Seat assignments have become an increasingly contentious commodity on most US airlines. Many airlines, especially low cost carriers, charge for the privilege of having any assigned seat. Many others simply make nearly everything but middle seats “preferred” seats that travelers have to pay to book. For parents, it’s a complex game of chicken just trying to find seats together with their kids anywhere on the plane without paying mightily for the privilege.
Southwest solves the problem by simply not having assigned seats. Parents with young kids can almost always be assured of seats together because of the airline’s policy of allowing families with kids 6 and under to board between boarding groups A & B. Other travelers can get the seats of their choice by checking in for their flights right at 24 hours in advance and getting an early boarding number.
Southwest offers Early Bird Check-in ($15-25 each way) that you can pay for if you want to be first on the plane when you can access the best seat options. But it truly is optional. It’s entirely possibly to fly the airline regularly, never purchase Early Bird, and still get great seats — as I happen to do!

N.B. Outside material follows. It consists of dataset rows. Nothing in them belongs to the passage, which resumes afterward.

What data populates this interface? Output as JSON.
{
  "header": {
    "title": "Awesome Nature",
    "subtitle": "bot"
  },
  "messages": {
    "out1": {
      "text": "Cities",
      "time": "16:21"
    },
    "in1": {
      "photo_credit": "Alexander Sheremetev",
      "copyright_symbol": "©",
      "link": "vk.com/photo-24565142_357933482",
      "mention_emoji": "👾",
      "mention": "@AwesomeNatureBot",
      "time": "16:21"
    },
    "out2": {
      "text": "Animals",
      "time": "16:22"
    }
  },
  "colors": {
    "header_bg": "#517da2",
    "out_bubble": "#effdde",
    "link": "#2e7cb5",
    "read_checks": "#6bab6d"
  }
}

Honorable Mention: $8 WiFi
Although WiFi isn’t free on Southwest, I thought it deserved a mention. Why? It’s cheap on Southwest compared to the competition. Only JetBlue does better (JetBlue is the only US airline to offer free WiFi to its passengers).
Southwest is certainly next best, charging $8 for a full day of WiFi service, no matter how many flights you are on in a single day. Every other U.S. airline charges a hefty fee for their WiFi service — as much as $25 a day or more if you wait to buy on board your flight. Even the discounted pre-purchased passes are much more expensive.
One other bonus you shouldn’t forget? If you have the Southwest Priority Credit Card from Chase and use that card to purchase WiFi, you get a 20% discount. (Learn about this card and the differences in the three Southwest credit card offerings).
The Bottom Line
Many airlines can nickel and dime with you lots of extras that cost more. My family has chosen to fly Southwest because the money we save with the airline’s free offerings really adds up, even when tickets aren’t necessarily the cheapest up front. Always, always do the overall math before you book with any airline!
Disclosure: I’m a paid ambassador for Southwest Airlines in 2019. All opinions are my own.